Trump’s NSA is apparently denying Russia’s support for Trump while attacking Sanders
National security adviser Robert O’Brien tells ABC in interview to air tomorrow that he hasn’t seen any evidence of Russia seeking to help Trump. Asked whether Russia might be helping Sanders, he says reports could be credible. “That’s no surprise. He honeymooned in Moscow.”
Concerns linger as some [caucus] volunteers say they haven’t received hands-on training with the iPads the party purchased to help tabulate results. Other volunteers are worried about executing the caucus’ new voting alignment system, which includes the extra complication of adding early-vote totals to day-of results — a step that even Iowa, with all its problems, didn’t have to deal with.
Multiple presidential campaigns are anxious that the state party won’t finish tabulating the enormous number of early votes by Saturday — and they want more transparency on how those votes will be divvied up to individual precincts.
Finally, there are signs the state party is worried about unflattering internal details about the caucus being divulged. On Thursday night, the Nevada Democratic Party sent an email to volunteer precinct chairs in rural areas asking them to sign a non-disclosure agreement and simultaneously offering a stipend.
Well-funded social media campaign, or bot network?
The Bloomberg campaign broke the rules with its paid social media blitz, says Twitter. It just suspended 70 accounts, some belonging to campaign employees who were copy-pasting messages. Scoop from @suhaunah and me. https://t.co/M065RB0Ogm

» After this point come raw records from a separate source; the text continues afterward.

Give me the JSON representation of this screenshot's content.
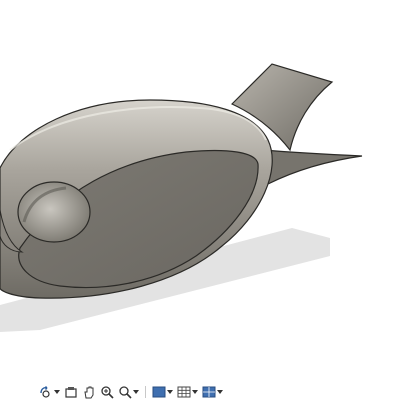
{
  "viewport": {
    "model": "fish-shaped-body",
    "colors": {
      "background": "#ffffff",
      "body_face": "#716e67",
      "body_rim": "#8f8b84",
      "edge": "#2b2a27",
      "shadow": "#e3e3e3"
    }
  },
  "navigation_toolbar": {
    "tools": [
      {
        "icon": "orbit-icon",
        "has_menu": true
      },
      {
        "icon": "look-at-icon",
        "has_menu": false
      },
      {
        "icon": "pan-icon",
        "has_menu": false
      },
      {
        "icon": "zoom-icon",
        "has_menu": false
      },
      {
        "icon": "fit-zoom-icon",
        "has_menu": true
      },
      {
        "icon": "display-settings-icon",
        "has_menu": true
      },
      {
        "icon": "grid-settings-icon",
        "has_menu": true
      },
      {
        "icon": "viewports-icon",
        "has_menu": true
      }
    ]
  }
}
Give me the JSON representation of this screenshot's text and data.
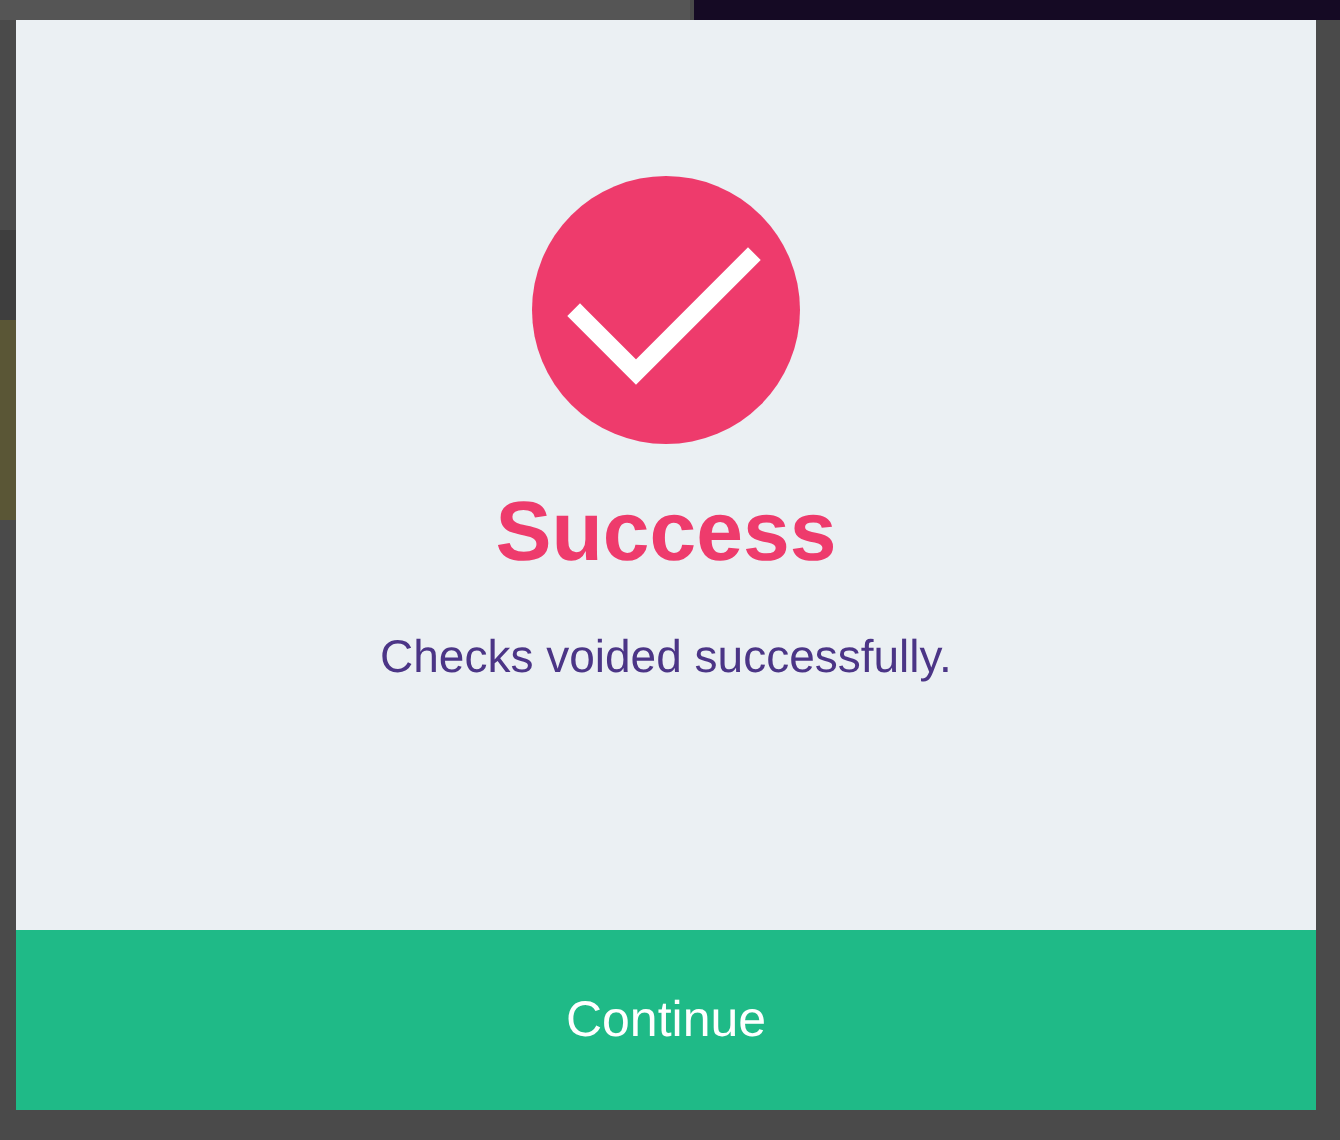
{
  "dialog": {
    "success": true,
    "title": "Success",
    "message": "Checks voided successfully.",
    "button": "Continue"
  }
}
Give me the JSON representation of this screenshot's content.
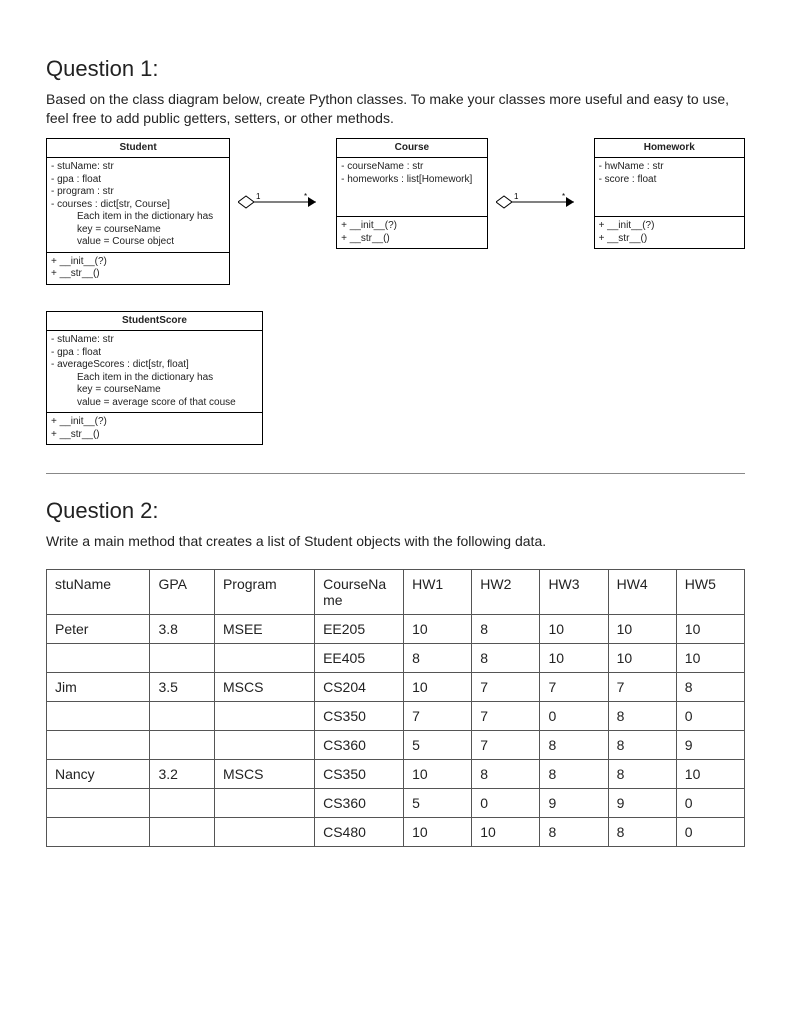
{
  "q1": {
    "heading": "Question 1:",
    "text": "Based on the class diagram below, create Python classes. To make your classes more useful and easy to use, feel free to add public getters, setters, or other methods.",
    "classes": {
      "student": {
        "name": "Student",
        "attrs": [
          "- stuName: str",
          "- gpa : float",
          "- program : str",
          "- courses : dict[str, Course]"
        ],
        "attr_notes": [
          "Each item in the dictionary has",
          "key = courseName",
          "value = Course object"
        ],
        "ops": [
          "+ __init__(?)",
          "+ __str__()"
        ]
      },
      "course": {
        "name": "Course",
        "attrs": [
          "- courseName : str",
          "- homeworks : list[Homework]"
        ],
        "ops": [
          "+ __init__(?)",
          "+ __str__()"
        ]
      },
      "homework": {
        "name": "Homework",
        "attrs": [
          "- hwName : str",
          "- score : float"
        ],
        "ops": [
          "+ __init__(?)",
          "+ __str__()"
        ]
      },
      "studentScore": {
        "name": "StudentScore",
        "attrs": [
          "- stuName: str",
          "- gpa : float",
          "- averageScores : dict[str, float]"
        ],
        "attr_notes": [
          "Each item in the dictionary has",
          "key = courseName",
          "value = average score of that couse"
        ],
        "ops": [
          "+ __init__(?)",
          "+ __str__()"
        ]
      }
    },
    "multiplicity": {
      "one": "1",
      "many": "*"
    }
  },
  "q2": {
    "heading": "Question 2:",
    "text": "Write a main method that creates a list of Student objects with the following data.",
    "headers": [
      "stuName",
      "GPA",
      "Program",
      "CourseName",
      "HW1",
      "HW2",
      "HW3",
      "HW4",
      "HW5"
    ],
    "rows": [
      [
        "Peter",
        "3.8",
        "MSEE",
        "EE205",
        "10",
        "8",
        "10",
        "10",
        "10"
      ],
      [
        "",
        "",
        "",
        "EE405",
        "8",
        "8",
        "10",
        "10",
        "10"
      ],
      [
        "Jim",
        "3.5",
        "MSCS",
        "CS204",
        "10",
        "7",
        "7",
        "7",
        "8"
      ],
      [
        "",
        "",
        "",
        "CS350",
        "7",
        "7",
        "0",
        "8",
        "0"
      ],
      [
        "",
        "",
        "",
        "CS360",
        "5",
        "7",
        "8",
        "8",
        "9"
      ],
      [
        "Nancy",
        "3.2",
        "MSCS",
        "CS350",
        "10",
        "8",
        "8",
        "8",
        "10"
      ],
      [
        "",
        "",
        "",
        "CS360",
        "5",
        "0",
        "9",
        "9",
        "0"
      ],
      [
        "",
        "",
        "",
        "CS480",
        "10",
        "10",
        "8",
        "8",
        "0"
      ]
    ]
  }
}
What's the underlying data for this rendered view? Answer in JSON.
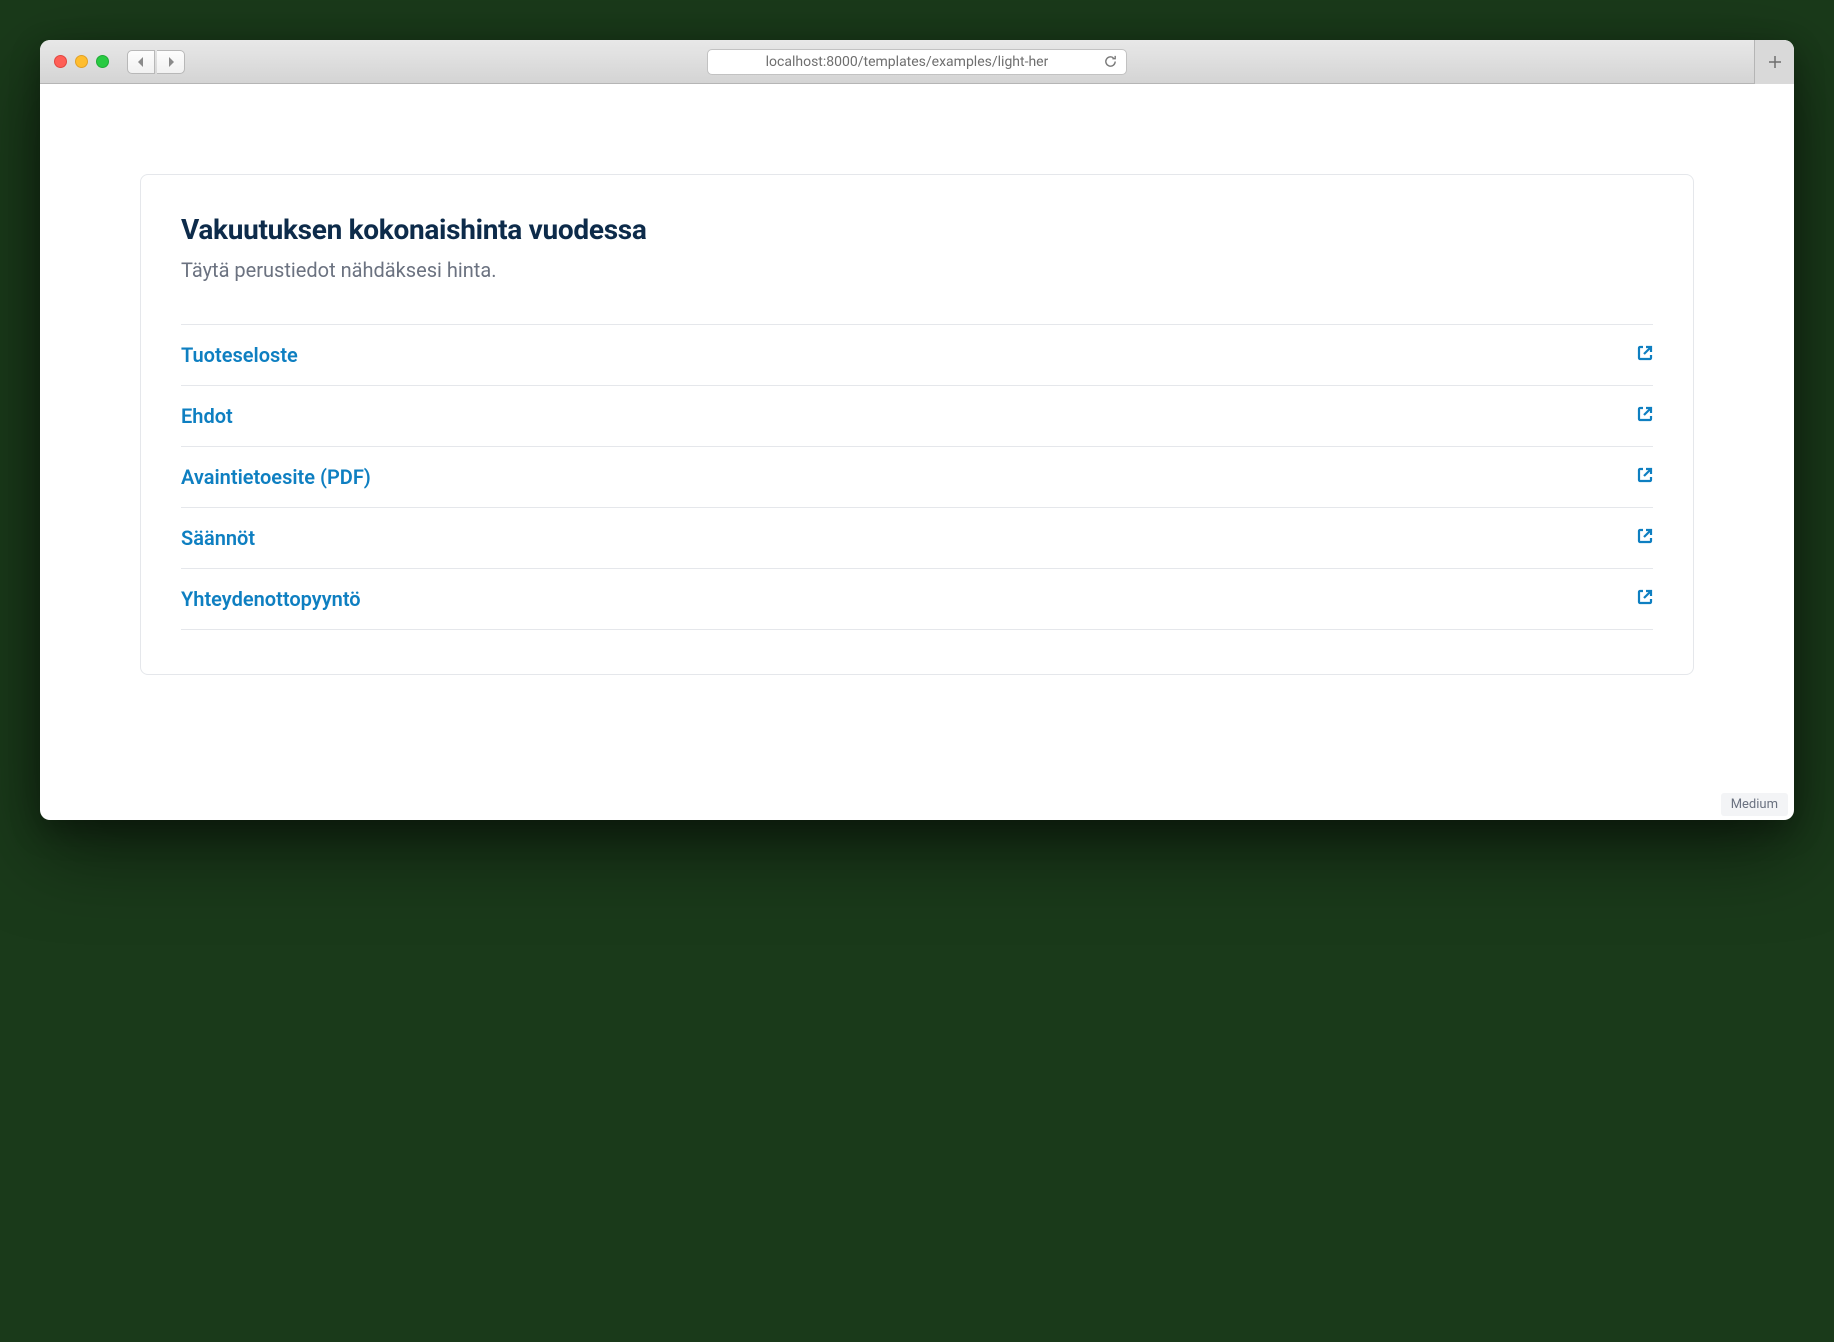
{
  "browser": {
    "url": "localhost:8000/templates/examples/light-her",
    "new_tab_label": "New Tab"
  },
  "card": {
    "title": "Vakuutuksen kokonaishinta vuodessa",
    "subtitle": "Täytä perustiedot nähdäksesi hinta.",
    "links": [
      {
        "label": "Tuoteseloste"
      },
      {
        "label": "Ehdot"
      },
      {
        "label": "Avaintietoesite (PDF)"
      },
      {
        "label": "Säännöt"
      },
      {
        "label": "Yhteydenottopyyntö"
      }
    ]
  },
  "badge": "Medium"
}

CNN: The Nevada State Democratic Party is asking site leaders to sign non-disclosure agreements, according to one volunteer who had planned to help with Saturday’s caucuses but quit because he didn’t want to sign the document.